>>>>

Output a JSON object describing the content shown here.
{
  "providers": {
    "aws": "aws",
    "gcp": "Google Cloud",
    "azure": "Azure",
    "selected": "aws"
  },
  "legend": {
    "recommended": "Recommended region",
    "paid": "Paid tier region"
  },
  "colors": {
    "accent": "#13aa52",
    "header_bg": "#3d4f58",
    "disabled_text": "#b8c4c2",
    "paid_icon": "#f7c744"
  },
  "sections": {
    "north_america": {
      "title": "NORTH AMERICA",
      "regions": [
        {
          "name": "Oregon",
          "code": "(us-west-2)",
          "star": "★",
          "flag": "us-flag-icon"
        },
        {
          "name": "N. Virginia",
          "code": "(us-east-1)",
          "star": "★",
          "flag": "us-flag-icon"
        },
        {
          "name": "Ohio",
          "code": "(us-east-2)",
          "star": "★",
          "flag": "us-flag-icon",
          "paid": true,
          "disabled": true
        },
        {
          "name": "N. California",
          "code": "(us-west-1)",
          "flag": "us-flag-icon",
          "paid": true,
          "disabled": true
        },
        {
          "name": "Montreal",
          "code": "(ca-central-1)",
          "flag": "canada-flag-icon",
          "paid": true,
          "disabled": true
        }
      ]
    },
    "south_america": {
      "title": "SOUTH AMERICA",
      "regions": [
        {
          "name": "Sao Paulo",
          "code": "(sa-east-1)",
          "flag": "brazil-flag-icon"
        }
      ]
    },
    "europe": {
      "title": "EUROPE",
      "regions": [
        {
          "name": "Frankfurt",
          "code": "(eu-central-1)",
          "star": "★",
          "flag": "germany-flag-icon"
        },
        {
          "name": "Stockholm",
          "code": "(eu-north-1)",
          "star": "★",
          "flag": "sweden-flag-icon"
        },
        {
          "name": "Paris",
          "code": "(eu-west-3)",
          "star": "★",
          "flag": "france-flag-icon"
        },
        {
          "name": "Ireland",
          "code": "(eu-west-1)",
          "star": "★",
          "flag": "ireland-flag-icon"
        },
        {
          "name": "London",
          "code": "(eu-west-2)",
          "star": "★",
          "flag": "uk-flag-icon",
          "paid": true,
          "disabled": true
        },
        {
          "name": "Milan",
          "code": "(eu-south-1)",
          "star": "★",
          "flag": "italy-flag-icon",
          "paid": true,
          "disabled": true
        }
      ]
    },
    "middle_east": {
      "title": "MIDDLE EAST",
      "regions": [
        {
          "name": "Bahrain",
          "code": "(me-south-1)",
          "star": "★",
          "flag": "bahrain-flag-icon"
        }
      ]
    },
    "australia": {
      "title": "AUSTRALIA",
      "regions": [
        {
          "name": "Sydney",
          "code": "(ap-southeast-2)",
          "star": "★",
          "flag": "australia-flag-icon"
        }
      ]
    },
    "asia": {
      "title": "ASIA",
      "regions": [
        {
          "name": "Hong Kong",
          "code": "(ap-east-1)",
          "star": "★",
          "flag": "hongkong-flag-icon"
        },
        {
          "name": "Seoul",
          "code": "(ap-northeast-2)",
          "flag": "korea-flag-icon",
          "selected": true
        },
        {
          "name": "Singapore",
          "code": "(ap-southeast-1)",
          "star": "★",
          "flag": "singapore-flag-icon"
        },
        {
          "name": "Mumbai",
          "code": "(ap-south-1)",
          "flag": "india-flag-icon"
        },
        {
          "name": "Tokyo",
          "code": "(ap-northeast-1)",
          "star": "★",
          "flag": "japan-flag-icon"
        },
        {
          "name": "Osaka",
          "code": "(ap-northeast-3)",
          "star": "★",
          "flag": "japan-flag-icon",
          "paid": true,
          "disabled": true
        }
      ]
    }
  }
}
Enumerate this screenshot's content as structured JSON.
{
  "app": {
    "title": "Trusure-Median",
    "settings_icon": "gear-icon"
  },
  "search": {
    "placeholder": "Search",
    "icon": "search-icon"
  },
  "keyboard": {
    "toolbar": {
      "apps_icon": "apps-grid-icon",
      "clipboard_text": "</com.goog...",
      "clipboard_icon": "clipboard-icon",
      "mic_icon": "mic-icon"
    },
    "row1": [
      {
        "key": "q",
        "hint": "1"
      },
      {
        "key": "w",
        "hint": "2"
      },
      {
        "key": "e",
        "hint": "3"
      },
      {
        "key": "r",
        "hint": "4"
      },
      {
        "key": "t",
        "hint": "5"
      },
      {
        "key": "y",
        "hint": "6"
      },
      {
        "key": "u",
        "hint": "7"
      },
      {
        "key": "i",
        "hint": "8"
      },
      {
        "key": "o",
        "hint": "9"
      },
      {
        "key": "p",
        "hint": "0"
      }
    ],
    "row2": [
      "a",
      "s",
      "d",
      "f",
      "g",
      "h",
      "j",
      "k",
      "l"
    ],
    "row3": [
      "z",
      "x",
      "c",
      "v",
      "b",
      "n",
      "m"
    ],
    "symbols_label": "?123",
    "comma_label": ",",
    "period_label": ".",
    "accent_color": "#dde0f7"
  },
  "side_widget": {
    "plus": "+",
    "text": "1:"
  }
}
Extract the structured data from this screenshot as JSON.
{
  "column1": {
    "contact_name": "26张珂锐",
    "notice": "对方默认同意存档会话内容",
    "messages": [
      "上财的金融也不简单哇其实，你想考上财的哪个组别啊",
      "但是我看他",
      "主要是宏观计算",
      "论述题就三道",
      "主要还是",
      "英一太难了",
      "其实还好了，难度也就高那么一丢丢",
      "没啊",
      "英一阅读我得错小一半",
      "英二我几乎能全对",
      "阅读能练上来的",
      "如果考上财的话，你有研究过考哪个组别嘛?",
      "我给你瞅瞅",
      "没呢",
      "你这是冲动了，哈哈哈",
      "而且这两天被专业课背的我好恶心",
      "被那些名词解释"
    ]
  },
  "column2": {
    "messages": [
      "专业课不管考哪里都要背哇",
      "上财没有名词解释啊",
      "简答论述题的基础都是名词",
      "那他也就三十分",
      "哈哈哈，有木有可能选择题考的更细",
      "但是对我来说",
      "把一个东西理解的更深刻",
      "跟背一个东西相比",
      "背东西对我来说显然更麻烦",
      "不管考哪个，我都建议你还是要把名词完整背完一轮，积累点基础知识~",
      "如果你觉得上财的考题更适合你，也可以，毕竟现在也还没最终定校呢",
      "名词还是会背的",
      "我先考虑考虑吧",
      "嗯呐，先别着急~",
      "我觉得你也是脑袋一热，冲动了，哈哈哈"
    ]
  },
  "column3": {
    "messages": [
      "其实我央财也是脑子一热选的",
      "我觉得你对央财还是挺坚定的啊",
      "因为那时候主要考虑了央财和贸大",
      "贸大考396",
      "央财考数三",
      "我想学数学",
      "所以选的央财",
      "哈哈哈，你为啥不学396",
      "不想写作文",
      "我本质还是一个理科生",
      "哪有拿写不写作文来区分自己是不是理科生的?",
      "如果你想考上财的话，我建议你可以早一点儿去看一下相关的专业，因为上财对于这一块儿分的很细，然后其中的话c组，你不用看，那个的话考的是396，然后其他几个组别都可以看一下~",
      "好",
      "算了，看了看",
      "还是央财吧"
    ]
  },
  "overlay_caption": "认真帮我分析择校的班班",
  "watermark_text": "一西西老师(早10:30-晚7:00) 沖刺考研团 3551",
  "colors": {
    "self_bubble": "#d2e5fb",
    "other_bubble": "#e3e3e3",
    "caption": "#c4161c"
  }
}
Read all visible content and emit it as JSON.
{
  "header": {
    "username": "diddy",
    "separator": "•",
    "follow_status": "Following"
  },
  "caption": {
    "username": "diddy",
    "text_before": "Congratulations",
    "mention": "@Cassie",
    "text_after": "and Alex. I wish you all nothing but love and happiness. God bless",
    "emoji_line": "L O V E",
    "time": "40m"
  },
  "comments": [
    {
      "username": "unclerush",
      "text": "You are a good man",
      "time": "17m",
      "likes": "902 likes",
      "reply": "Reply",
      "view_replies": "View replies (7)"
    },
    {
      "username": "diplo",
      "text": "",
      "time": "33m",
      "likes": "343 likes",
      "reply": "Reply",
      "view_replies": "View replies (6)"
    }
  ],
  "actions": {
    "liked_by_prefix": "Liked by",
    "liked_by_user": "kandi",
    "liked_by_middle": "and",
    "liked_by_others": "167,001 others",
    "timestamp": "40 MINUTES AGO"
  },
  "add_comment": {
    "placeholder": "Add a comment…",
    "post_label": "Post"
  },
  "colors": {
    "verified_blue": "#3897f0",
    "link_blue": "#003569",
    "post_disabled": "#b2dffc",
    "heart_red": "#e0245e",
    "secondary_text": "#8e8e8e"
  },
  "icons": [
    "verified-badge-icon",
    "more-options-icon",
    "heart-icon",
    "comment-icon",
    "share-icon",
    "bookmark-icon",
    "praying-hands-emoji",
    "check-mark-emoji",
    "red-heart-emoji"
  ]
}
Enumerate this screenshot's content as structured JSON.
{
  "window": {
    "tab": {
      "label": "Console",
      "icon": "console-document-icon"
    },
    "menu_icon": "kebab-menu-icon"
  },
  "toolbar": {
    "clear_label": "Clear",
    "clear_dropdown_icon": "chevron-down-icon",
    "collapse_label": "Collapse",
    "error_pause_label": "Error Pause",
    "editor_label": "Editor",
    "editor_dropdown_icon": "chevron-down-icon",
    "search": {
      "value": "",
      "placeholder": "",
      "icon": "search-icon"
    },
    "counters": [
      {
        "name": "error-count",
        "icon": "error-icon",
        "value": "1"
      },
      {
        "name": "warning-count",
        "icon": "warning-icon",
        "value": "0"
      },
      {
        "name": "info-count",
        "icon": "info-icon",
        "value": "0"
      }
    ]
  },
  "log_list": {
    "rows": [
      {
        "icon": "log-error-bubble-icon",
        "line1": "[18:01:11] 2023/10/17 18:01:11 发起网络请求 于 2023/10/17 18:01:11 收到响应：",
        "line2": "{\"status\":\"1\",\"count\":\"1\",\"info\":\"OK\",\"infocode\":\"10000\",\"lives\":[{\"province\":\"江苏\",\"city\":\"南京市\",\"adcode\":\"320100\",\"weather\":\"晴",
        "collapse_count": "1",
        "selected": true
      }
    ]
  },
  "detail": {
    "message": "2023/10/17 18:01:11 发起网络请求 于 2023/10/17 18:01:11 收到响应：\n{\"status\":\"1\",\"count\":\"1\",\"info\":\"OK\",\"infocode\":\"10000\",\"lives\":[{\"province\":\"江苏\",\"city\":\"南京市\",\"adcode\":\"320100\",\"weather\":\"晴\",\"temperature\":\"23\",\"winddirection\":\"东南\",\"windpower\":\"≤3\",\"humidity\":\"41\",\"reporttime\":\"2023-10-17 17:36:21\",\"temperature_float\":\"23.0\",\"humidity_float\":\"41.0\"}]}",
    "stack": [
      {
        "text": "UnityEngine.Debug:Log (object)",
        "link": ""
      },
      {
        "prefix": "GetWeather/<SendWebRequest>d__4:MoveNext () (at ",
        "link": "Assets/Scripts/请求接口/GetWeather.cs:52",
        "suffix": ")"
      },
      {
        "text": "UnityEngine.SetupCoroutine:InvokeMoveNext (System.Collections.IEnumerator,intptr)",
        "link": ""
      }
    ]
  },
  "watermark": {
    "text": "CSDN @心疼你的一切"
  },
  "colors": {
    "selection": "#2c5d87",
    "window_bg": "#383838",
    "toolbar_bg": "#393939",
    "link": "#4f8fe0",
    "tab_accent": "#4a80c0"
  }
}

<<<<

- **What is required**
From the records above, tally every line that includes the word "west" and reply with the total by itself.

- **Answer to this task**
5